A static map of Dorothy Farrer's Spring Wood

Know before you go

5 hectares

Grazing animals


Walking trails

The reserve lies approximately 100m from a public road and is reached by a public footpath crossing a field which can be muddy. Each of the three woods has a circular route and these can be linked to make a walk of 1.2 kilometres/0.8 miles. The paths are steep in places with steps on the steepest sections.


Steep paths with steps in places.


On a lead

When to visit

Opening times

Open at all times

Best time to visit

April to July, September to November

About the reserve

Highlights Fantastic carpets of bluebells and other spring flowers In spring and early summer the reserve is alive with birds This is a particularly rich reserve in ferns, mosses and liverworts Woodland industry Dorothy Farrer's Spring Wood is made up of three separate areas of woodland: High Wood, Dorothy Farrer's Spring Wood and Beddard's Wood.  These three areas have been managed as coppice woodland in the past.  Timber from the coppicing was used for bobbins, swill baskets and charcoal. You can find evidence of charcoal production in pit steads which are level platforms on which charcoal kilns were built.  There are at least five of these around the nature reserve. Coppicing ceased in the 1940s but was restarted in Dorothy Farrer's Spring Wood by the Trust in 1989. Exclusion of deer has produced excellent coppice re-growth. Carpets of spring flowers The main tree species on the reserve is oak, but you will also find ash, hazel, elm and alder. Spring is a great time to visit when bluebells carpet much of the woodland floor, and you can see patches of wild garlic, early purple orchids and the scarcer herb paris. Coppicing has produced a profusion of other wildflowers including violets, bramble and foxglove. The damper north-facing areas of high Wood are particularly good places to seek out ferns, mosses and liverworts.  Alive with birds Bird watchers will appreciate the nature reserve in spring and early summer when you might expect to see or at least hear pied and spotted flycatcher, redstart, willow warbler, blackcap, great spotted woodpecker, nuthatch, treecreeper and buzzard. Keeping it special The original area was given to the Trust in 1969 by the Nicholson family. High Wood was purchased by the Trust in 1994 with the help of Trust members, and Beddard's Wood was given to the Trust in 2000 by Mrs Anne Beddard. Getting here By car: Access is from the minor road between Staveley and Burneside. From Staveley take the road signed to Kentmere. At the Kentmere Paper Factory turn right over the bridge signed for Burneside. Follow the road for 1km/0.6 miles. Park in the layby and follow the footpath to the reserve entrance. By bicycle: The reserve is 1.6km/1 mile from National Route 6 (Greenwich to Keswick). By public transport: Trains run from Kendal and Windermere to Staveley. Buses run from Kendal, Windermere and Ambleside to Staveley. Nature Reserves Guide Cumbria Wildlife Trust's Nature Reserve Guide, which provides information about all the Trust's reserves is available to buy now from our online shop.
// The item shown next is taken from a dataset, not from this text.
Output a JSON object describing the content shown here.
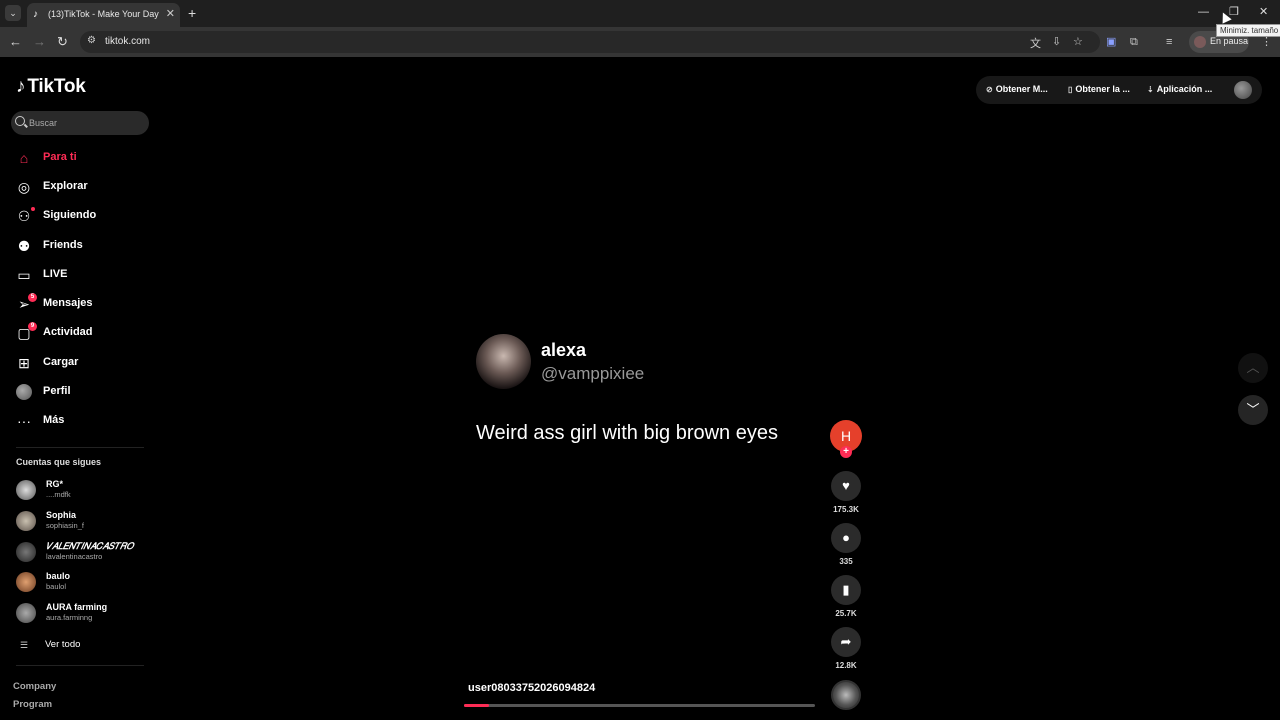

Contact us

Joe Murphy
Contact number: 01539 816300

Environmental designation

Local Wildlife Site (LWS)